Crazy Rich Asians is as good as it is lavish and provides a much-needed jolt to the romantic comedy genre. Based on Kevin Kwan’s novel of the same name, the movie explores relatable themes from a unique, insightful, and funny perspective. Crazy Rich Asians will have you laughing and crying simultaneously and will leave you with a warm, fuzzy feeling you won’t be able to shake for days.
When Rachel Chu (Constance Wu) agrees to accompany her longtime boyfriend Nick Young (Henry Golding) to his best friend’s wedding in Singapore, she has no clue what is to come. Turns out, Nick belongs to one of the wealthiest families in Asia. When Nick’s mother, Eleanor (Michelle Yeoh), and others in her social circle disapprove of the relationship, Rachel must overcome numerous obstacles in order to prove her worth.
I tried (and failed) to finish the novel before seeing the movie, but I did read enough to get a feel for each of the main characters. The movie’s translation of Rachel’s college roommate, Peik Lin Goh (Awkwafina), is inspired. Awkwafina steals the show in every scene she’s in. She’s outrageous, brutally honest, and unabashedly flaunts her wealth. In fact, the whole Goh family is ridiculous in the best way, including Peik Lin’s father, Wye Mun Goh (Ken Jeong). While feeding his kids chicken nuggets, he satirically says, “There are starving children in America.” The whole audience laughed out loud and proceeded to laugh any time any of the Goh family was on-screen.
Something that was harder to translate from the book to the movie is Nick and Rachel’s romance. In the book, you’re provided a better picture of their life together in New York City much more than on-screen. As a result, the movie’s portrayal of their relationship comes across as two-dimensional. Fortunately, the chemistry between Chu and Golding is palpable. There’s a moment during his best friend’s wedding ceremony where Nick and Rachel lovingly stare at one another. It’s a sweet reminder to both the couple and the audience as to why Rachel is putting up with Eleanor’s behavior—she and Nick are each other’s futures. The movie’s portrayal of Astrid (Gemma Chan), Nick’s favorite cousin, also felt two-dimensional. She was my favorite character in the book; however, in the movie she’s less prevalent. I also think the movie could have played up the parallels between Rachel and Nick’s relationship and Astrid and her husband’s. Still, I enjoyed Astrid—and her legendary wardrobe— being brought to life on-screen.

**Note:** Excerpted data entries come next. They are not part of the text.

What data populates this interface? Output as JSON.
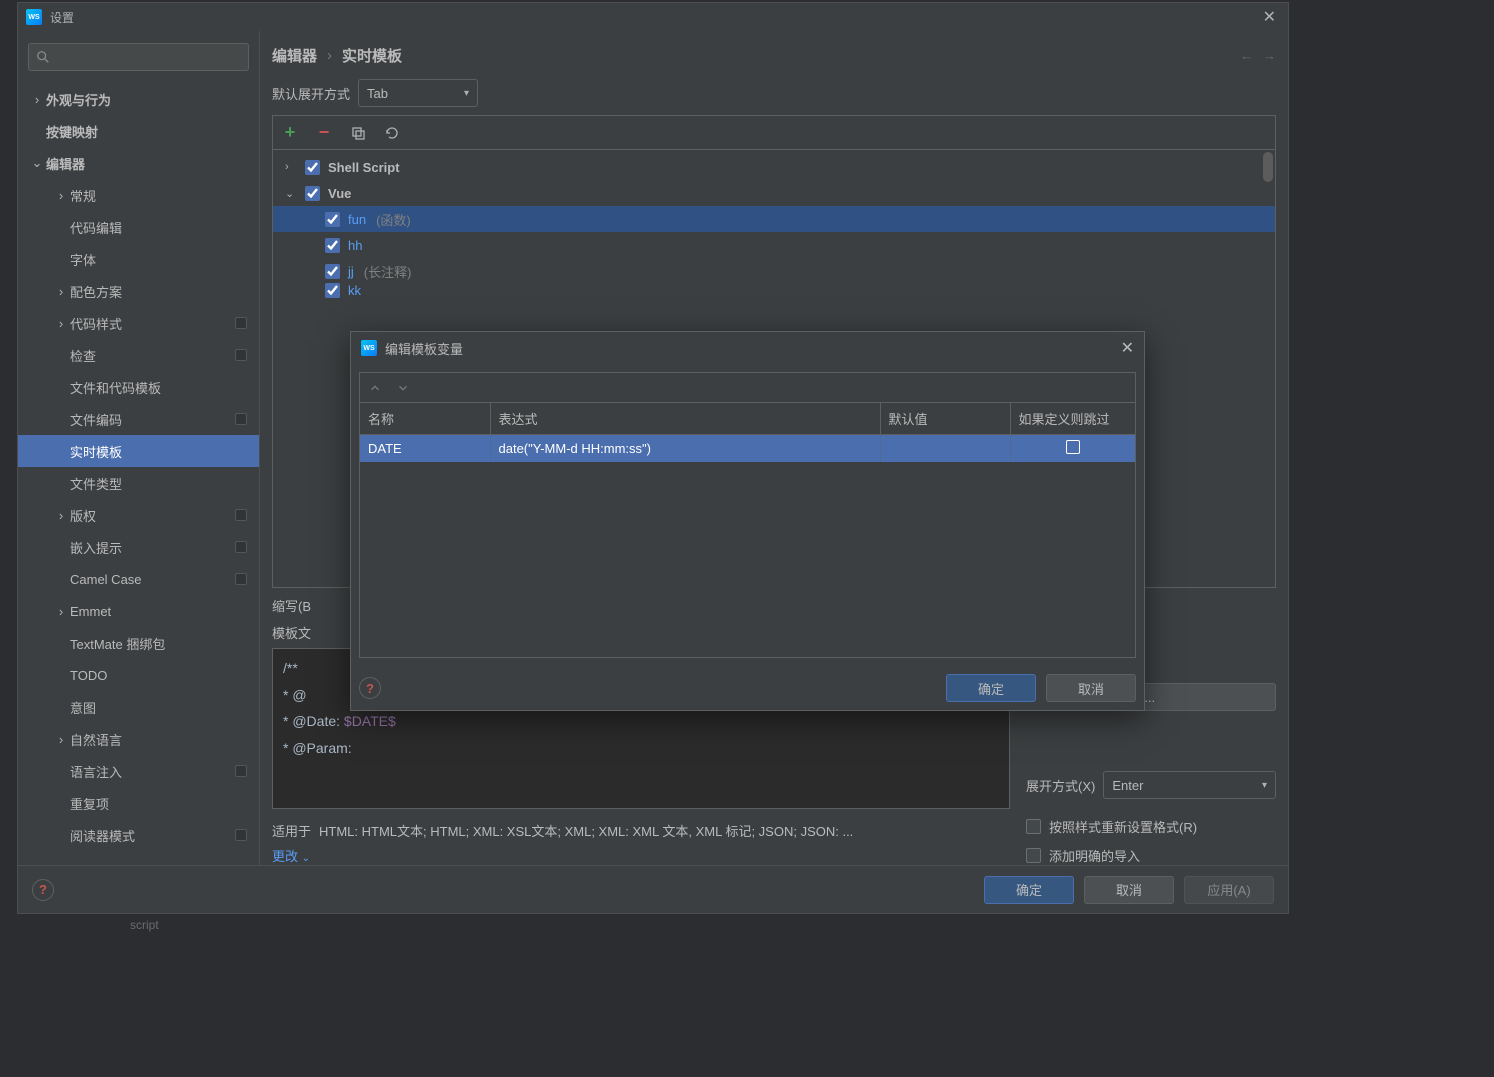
{
  "window": {
    "title": "设置"
  },
  "breadcrumb": {
    "item1": "编辑器",
    "item2": "实时模板"
  },
  "nav": {
    "back": "←",
    "forward": "→"
  },
  "expand": {
    "label": "默认展开方式",
    "value": "Tab"
  },
  "sidebar": {
    "items": [
      {
        "label": "外观与行为",
        "depth": 0,
        "bold": true,
        "arrow": "›"
      },
      {
        "label": "按键映射",
        "depth": 0,
        "bold": true
      },
      {
        "label": "编辑器",
        "depth": 0,
        "bold": true,
        "arrow": "⌄"
      },
      {
        "label": "常规",
        "depth": 1,
        "arrow": "›"
      },
      {
        "label": "代码编辑",
        "depth": 1
      },
      {
        "label": "字体",
        "depth": 1
      },
      {
        "label": "配色方案",
        "depth": 1,
        "arrow": "›"
      },
      {
        "label": "代码样式",
        "depth": 1,
        "arrow": "›",
        "badge": true
      },
      {
        "label": "检查",
        "depth": 1,
        "badge": true
      },
      {
        "label": "文件和代码模板",
        "depth": 1
      },
      {
        "label": "文件编码",
        "depth": 1,
        "badge": true
      },
      {
        "label": "实时模板",
        "depth": 1,
        "selected": true
      },
      {
        "label": "文件类型",
        "depth": 1
      },
      {
        "label": "版权",
        "depth": 1,
        "arrow": "›",
        "badge": true
      },
      {
        "label": "嵌入提示",
        "depth": 1,
        "badge": true
      },
      {
        "label": "Camel Case",
        "depth": 1,
        "badge": true
      },
      {
        "label": "Emmet",
        "depth": 1,
        "arrow": "›"
      },
      {
        "label": "TextMate 捆绑包",
        "depth": 1
      },
      {
        "label": "TODO",
        "depth": 1
      },
      {
        "label": "意图",
        "depth": 1
      },
      {
        "label": "自然语言",
        "depth": 1,
        "arrow": "›"
      },
      {
        "label": "语言注入",
        "depth": 1,
        "badge": true
      },
      {
        "label": "重复项",
        "depth": 1
      },
      {
        "label": "阅读器模式",
        "depth": 1,
        "badge": true
      }
    ]
  },
  "groups": {
    "items": [
      {
        "depth": 0,
        "arrow": "›",
        "checked": true,
        "name": "Shell Script"
      },
      {
        "depth": 0,
        "arrow": "⌄",
        "checked": true,
        "name": "Vue"
      },
      {
        "depth": 1,
        "checked": true,
        "name": "fun",
        "desc": "(函数)",
        "link": true,
        "selected": true
      },
      {
        "depth": 1,
        "checked": true,
        "name": "hh",
        "link": true
      },
      {
        "depth": 1,
        "checked": true,
        "name": "jj",
        "desc": "(长注释)",
        "link": true
      },
      {
        "depth": 1,
        "checked": true,
        "name": "kk",
        "link": true,
        "cutoff": true
      }
    ]
  },
  "abbrev": {
    "label": "缩写(B"
  },
  "template": {
    "label": "模板文",
    "line1_a": "/**",
    "line2_a": " * @",
    "line3_a": " * @Date: ",
    "line3_b": "$DATE$",
    "line4_a": " * @Param:"
  },
  "editvar_btn": "(E)...",
  "expand2": {
    "label": "展开方式(X)",
    "value": "Enter"
  },
  "opt1": "按照样式重新设置格式(R)",
  "opt2": "添加明确的导入",
  "applies": {
    "prefix": "适用于",
    "text": "HTML: HTML文本; HTML; XML: XSL文本; XML; XML: XML 文本, XML 标记; JSON; JSON: ...",
    "change": "更改"
  },
  "footer": {
    "ok": "确定",
    "cancel": "取消",
    "apply": "应用(A)"
  },
  "dialog": {
    "title": "编辑模板变量",
    "headers": {
      "name": "名称",
      "expr": "表达式",
      "def": "默认值",
      "skip": "如果定义则跳过"
    },
    "row": {
      "name": "DATE",
      "expr": "date(\"Y-MM-d HH:mm:ss\")",
      "def": ""
    },
    "ok": "确定",
    "cancel": "取消"
  },
  "script_text": "script"
}
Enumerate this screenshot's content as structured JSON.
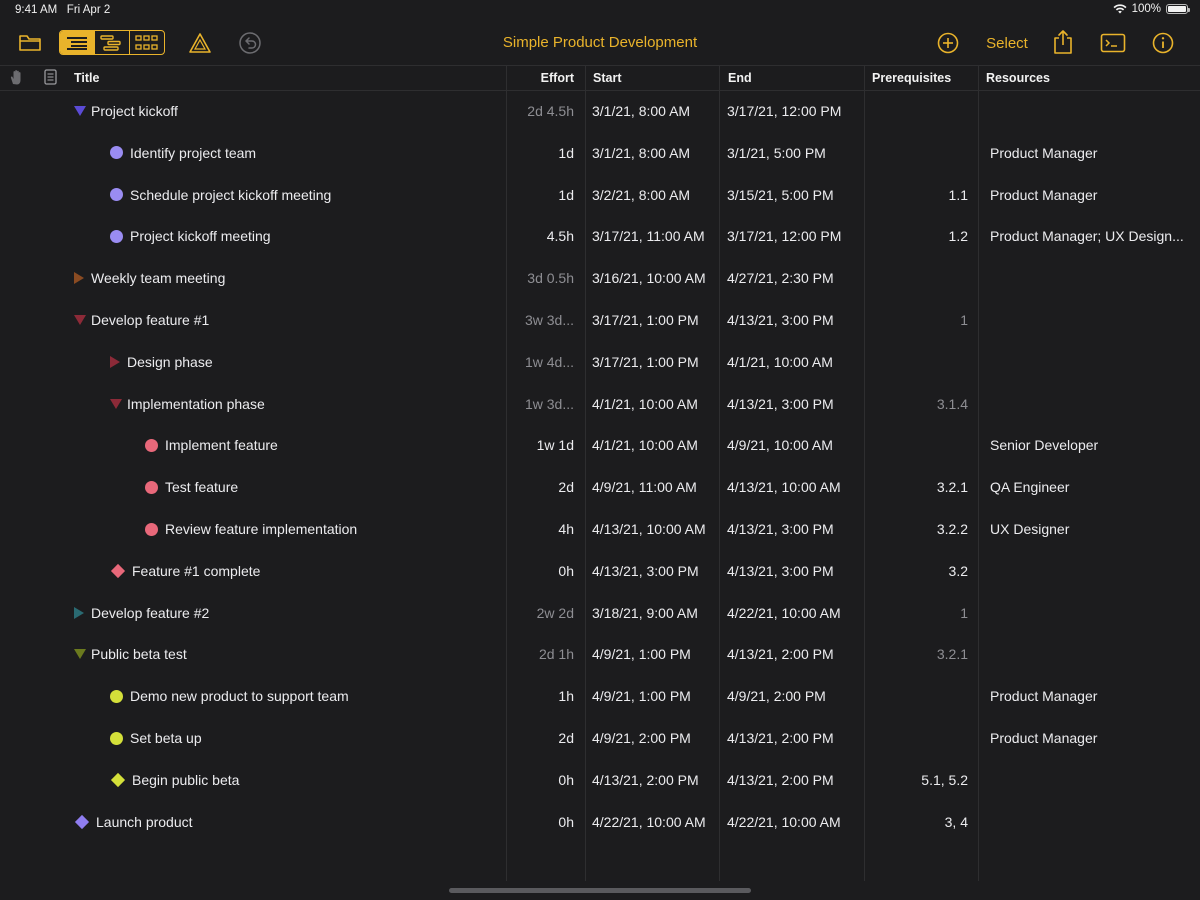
{
  "status": {
    "time": "9:41 AM",
    "date": "Fri Apr 2",
    "battery": "100%",
    "battery_level": 1.0
  },
  "toolbar": {
    "title": "Simple Product Development",
    "select_label": "Select",
    "icons": [
      "folder-icon",
      "outline-view-icon",
      "split-view-icon",
      "gantt-view-icon",
      "warnings-triangle-icon",
      "undo-icon",
      "add-circle-icon",
      "share-icon",
      "console-icon",
      "info-icon"
    ],
    "accent": "#e9b32b"
  },
  "columns": {
    "title": "Title",
    "effort": "Effort",
    "start": "Start",
    "end": "End",
    "prereq": "Prerequisites",
    "resources": "Resources"
  },
  "rows": [
    {
      "title": "Project kickoff",
      "effort": "2d 4.5h",
      "start": "3/1/21, 8:00 AM",
      "end": "3/17/21, 12:00 PM",
      "prereq": "",
      "resources": "",
      "level": 0,
      "marker": "tri-down",
      "color": "#5b4bd6",
      "group": true
    },
    {
      "title": "Identify project team",
      "effort": "1d",
      "start": "3/1/21, 8:00 AM",
      "end": "3/1/21, 5:00 PM",
      "prereq": "",
      "resources": "Product Manager",
      "level": 1,
      "marker": "dot",
      "color": "#9a8cf2",
      "group": false
    },
    {
      "title": "Schedule project kickoff meeting",
      "effort": "1d",
      "start": "3/2/21, 8:00 AM",
      "end": "3/15/21, 5:00 PM",
      "prereq": "1.1",
      "resources": "Product Manager",
      "level": 1,
      "marker": "dot",
      "color": "#9a8cf2",
      "group": false
    },
    {
      "title": "Project kickoff meeting",
      "effort": "4.5h",
      "start": "3/17/21, 11:00 AM",
      "end": "3/17/21, 12:00 PM",
      "prereq": "1.2",
      "resources": "Product Manager; UX Design...",
      "level": 1,
      "marker": "dot",
      "color": "#9a8cf2",
      "group": false
    },
    {
      "title": "Weekly team meeting",
      "effort": "3d 0.5h",
      "start": "3/16/21, 10:00 AM",
      "end": "4/27/21, 2:30 PM",
      "prereq": "",
      "resources": "",
      "level": 0,
      "marker": "tri-right",
      "color": "#8a4b22",
      "group": true
    },
    {
      "title": "Develop feature #1",
      "effort": "3w 3d...",
      "start": "3/17/21, 1:00 PM",
      "end": "4/13/21, 3:00 PM",
      "prereq": "1",
      "resources": "",
      "level": 0,
      "marker": "tri-down",
      "color": "#8c2a38",
      "group": true
    },
    {
      "title": "Design phase",
      "effort": "1w 4d...",
      "start": "3/17/21, 1:00 PM",
      "end": "4/1/21, 10:00 AM",
      "prereq": "",
      "resources": "",
      "level": 1,
      "marker": "tri-right",
      "color": "#8c2a38",
      "group": true
    },
    {
      "title": "Implementation phase",
      "effort": "1w 3d...",
      "start": "4/1/21, 10:00 AM",
      "end": "4/13/21, 3:00 PM",
      "prereq": "3.1.4",
      "resources": "",
      "level": 1,
      "marker": "tri-down",
      "color": "#8c2a38",
      "group": true
    },
    {
      "title": "Implement feature",
      "effort": "1w 1d",
      "start": "4/1/21, 10:00 AM",
      "end": "4/9/21, 10:00 AM",
      "prereq": "",
      "resources": "Senior Developer",
      "level": 2,
      "marker": "dot",
      "color": "#e8687a",
      "group": false
    },
    {
      "title": "Test feature",
      "effort": "2d",
      "start": "4/9/21, 11:00 AM",
      "end": "4/13/21, 10:00 AM",
      "prereq": "3.2.1",
      "resources": "QA Engineer",
      "level": 2,
      "marker": "dot",
      "color": "#e8687a",
      "group": false
    },
    {
      "title": "Review feature implementation",
      "effort": "4h",
      "start": "4/13/21, 10:00 AM",
      "end": "4/13/21, 3:00 PM",
      "prereq": "3.2.2",
      "resources": "UX Designer",
      "level": 2,
      "marker": "dot",
      "color": "#e8687a",
      "group": false
    },
    {
      "title": "Feature #1 complete",
      "effort": "0h",
      "start": "4/13/21, 3:00 PM",
      "end": "4/13/21, 3:00 PM",
      "prereq": "3.2",
      "resources": "",
      "level": 1,
      "marker": "diamond",
      "color": "#e8687a",
      "group": false
    },
    {
      "title": "Develop feature #2",
      "effort": "2w 2d",
      "start": "3/18/21, 9:00 AM",
      "end": "4/22/21, 10:00 AM",
      "prereq": "1",
      "resources": "",
      "level": 0,
      "marker": "tri-right",
      "color": "#2a6a72",
      "group": true
    },
    {
      "title": "Public beta test",
      "effort": "2d 1h",
      "start": "4/9/21, 1:00 PM",
      "end": "4/13/21, 2:00 PM",
      "prereq": "3.2.1",
      "resources": "",
      "level": 0,
      "marker": "tri-down",
      "color": "#6b7a1e",
      "group": true
    },
    {
      "title": "Demo new product to support team",
      "effort": "1h",
      "start": "4/9/21, 1:00 PM",
      "end": "4/9/21, 2:00 PM",
      "prereq": "",
      "resources": "Product Manager",
      "level": 1,
      "marker": "dot",
      "color": "#d4e03a",
      "group": false
    },
    {
      "title": "Set beta up",
      "effort": "2d",
      "start": "4/9/21, 2:00 PM",
      "end": "4/13/21, 2:00 PM",
      "prereq": "",
      "resources": "Product Manager",
      "level": 1,
      "marker": "dot",
      "color": "#d4e03a",
      "group": false
    },
    {
      "title": "Begin public beta",
      "effort": "0h",
      "start": "4/13/21, 2:00 PM",
      "end": "4/13/21, 2:00 PM",
      "prereq": "5.1, 5.2",
      "resources": "",
      "level": 1,
      "marker": "diamond",
      "color": "#d4e03a",
      "group": false
    },
    {
      "title": "Launch product",
      "effort": "0h",
      "start": "4/22/21, 10:00 AM",
      "end": "4/22/21, 10:00 AM",
      "prereq": "3, 4",
      "resources": "",
      "level": 0,
      "marker": "diamond",
      "color": "#8f7df0",
      "group": false
    }
  ]
}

If you’re a true fan of the romantic comedy genre, go out and see Crazy Rich Asians. It had everything I was looking for and much more.